■ **Listed entries**:
..........

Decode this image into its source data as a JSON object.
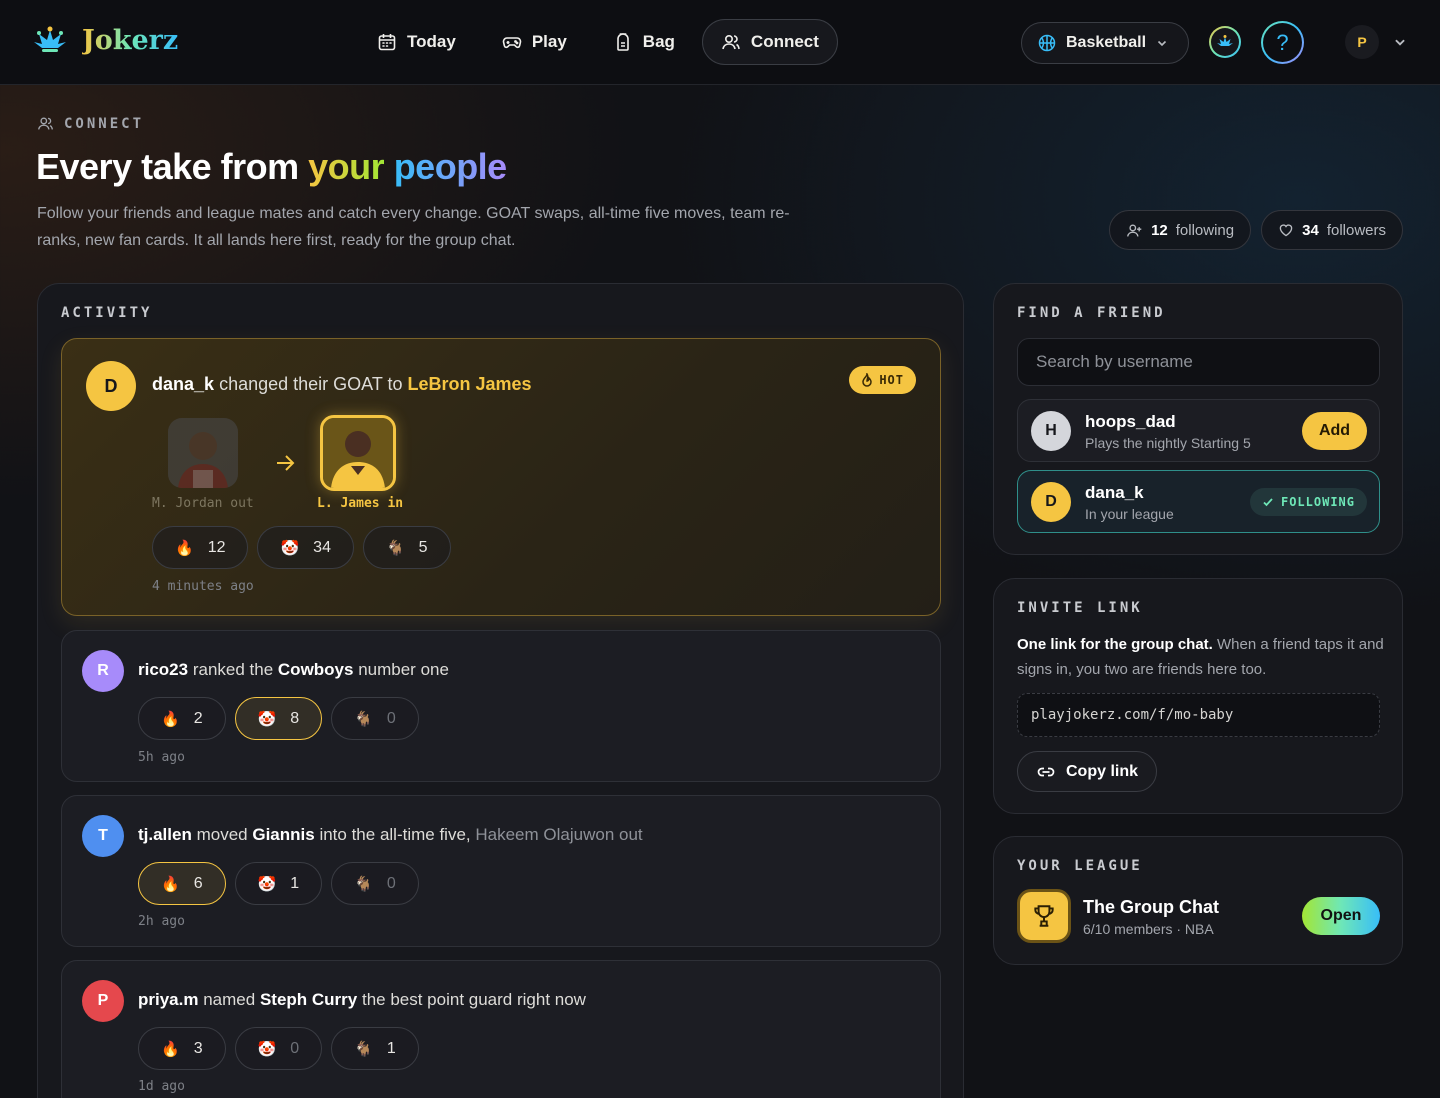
{
  "nav": {
    "brand": "Jokerz",
    "links": [
      {
        "label": "Today",
        "icon": "calendar-icon"
      },
      {
        "label": "Play",
        "icon": "gamepad-icon"
      },
      {
        "label": "Bag",
        "icon": "bag-icon"
      },
      {
        "label": "Connect",
        "icon": "people-icon",
        "active": true
      }
    ],
    "sport": "Basketball",
    "help": "?",
    "user_initial": "P"
  },
  "header": {
    "eyebrow": "CONNECT",
    "title_pre": "Every take from ",
    "title_hl1": "your",
    "title_hl2": "people",
    "subtitle": "Follow your friends and league mates and catch every change. GOAT swaps, all-time five moves, team re-ranks, new fan cards. It all lands here first, ready for the group chat.",
    "following_count": "12",
    "following_label": "following",
    "followers_count": "34",
    "followers_label": "followers"
  },
  "activity": {
    "label": "ACTIVITY",
    "items": [
      {
        "initial": "D",
        "user": "dana_k",
        "text": "changed their GOAT to",
        "target": "LeBron James",
        "hot_label": "HOT",
        "out_label": "M. Jordan out",
        "in_label": "L. James in",
        "fire": "12",
        "clown": "34",
        "goat": "5",
        "ago": "4 minutes ago"
      },
      {
        "initial": "R",
        "user": "rico23",
        "pre": "ranked the",
        "team": "Cowboys",
        "post": "number one",
        "fire": "2",
        "clown": "8",
        "goat": "0",
        "ago": "5h ago"
      },
      {
        "initial": "T",
        "user": "tj.allen",
        "pre": "moved",
        "player": "Giannis",
        "post": "into the all-time five,",
        "muted": "Hakeem Olajuwon out",
        "fire": "6",
        "clown": "1",
        "goat": "0",
        "ago": "2h ago"
      },
      {
        "initial": "P",
        "user": "priya.m",
        "pre": "named",
        "player": "Steph Curry",
        "post": "the best point guard right now",
        "fire": "3",
        "clown": "0",
        "goat": "1",
        "ago": "1d ago"
      }
    ]
  },
  "find": {
    "label": "FIND A FRIEND",
    "placeholder": "Search by username",
    "friends": [
      {
        "initial": "H",
        "name": "hoops_dad",
        "sub": "Plays the nightly Starting 5",
        "action": "Add"
      },
      {
        "initial": "D",
        "name": "dana_k",
        "sub": "In your league",
        "status": "FOLLOWING"
      }
    ]
  },
  "invite": {
    "label": "INVITE LINK",
    "bold": "One link for the group chat.",
    "text": " When a friend taps it and signs in, you two are friends here too.",
    "link": "playjokerz.com/f/mo-baby",
    "copy": "Copy link"
  },
  "league": {
    "label": "YOUR LEAGUE",
    "name": "The Group Chat",
    "sub": "6/10 members · NBA",
    "open": "Open"
  },
  "colors": {
    "accent": "#f5c542",
    "teal": "#6ee7b7",
    "sky": "#38bdf8",
    "bg": "#111216"
  }
}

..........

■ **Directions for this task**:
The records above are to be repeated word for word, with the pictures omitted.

■ **Response**:
Decode this image into its source data as a JSON object.
{
  "nav": {
    "brand": "Jokerz",
    "links": [
      {
        "label": "Today",
        "icon": "calendar-icon"
      },
      {
        "label": "Play",
        "icon": "gamepad-icon"
      },
      {
        "label": "Bag",
        "icon": "bag-icon"
      },
      {
        "label": "Connect",
        "icon": "people-icon",
        "active": true
      }
    ],
    "sport": "Basketball",
    "help": "?",
    "user_initial": "P"
  },
  "header": {
    "eyebrow": "CONNECT",
    "title_pre": "Every take from ",
    "title_hl1": "your",
    "title_hl2": "people",
    "subtitle": "Follow your friends and league mates and catch every change. GOAT swaps, all-time five moves, team re-ranks, new fan cards. It all lands here first, ready for the group chat.",
    "following_count": "12",
    "following_label": "following",
    "followers_count": "34",
    "followers_label": "followers"
  },
  "activity": {
    "label": "ACTIVITY",
    "items": [
      {
        "initial": "D",
        "user": "dana_k",
        "text": "changed their GOAT to",
        "target": "LeBron James",
        "hot_label": "HOT",
        "out_label": "M. Jordan out",
        "in_label": "L. James in",
        "fire": "12",
        "clown": "34",
        "goat": "5",
        "ago": "4 minutes ago"
      },
      {
        "initial": "R",
        "user": "rico23",
        "pre": "ranked the",
        "team": "Cowboys",
        "post": "number one",
        "fire": "2",
        "clown": "8",
        "goat": "0",
        "ago": "5h ago"
      },
      {
        "initial": "T",
        "user": "tj.allen",
        "pre": "moved",
        "player": "Giannis",
        "post": "into the all-time five,",
        "muted": "Hakeem Olajuwon out",
        "fire": "6",
        "clown": "1",
        "goat": "0",
        "ago": "2h ago"
      },
      {
        "initial": "P",
        "user": "priya.m",
        "pre": "named",
        "player": "Steph Curry",
        "post": "the best point guard right now",
        "fire": "3",
        "clown": "0",
        "goat": "1",
        "ago": "1d ago"
      }
    ]
  },
  "find": {
    "label": "FIND A FRIEND",
    "placeholder": "Search by username",
    "friends": [
      {
        "initial": "H",
        "name": "hoops_dad",
        "sub": "Plays the nightly Starting 5",
        "action": "Add"
      },
      {
        "initial": "D",
        "name": "dana_k",
        "sub": "In your league",
        "status": "FOLLOWING"
      }
    ]
  },
  "invite": {
    "label": "INVITE LINK",
    "bold": "One link for the group chat.",
    "text": " When a friend taps it and signs in, you two are friends here too.",
    "link": "playjokerz.com/f/mo-baby",
    "copy": "Copy link"
  },
  "league": {
    "label": "YOUR LEAGUE",
    "name": "The Group Chat",
    "sub": "6/10 members · NBA",
    "open": "Open"
  },
  "colors": {
    "accent": "#f5c542",
    "teal": "#6ee7b7",
    "sky": "#38bdf8",
    "bg": "#111216"
  }
}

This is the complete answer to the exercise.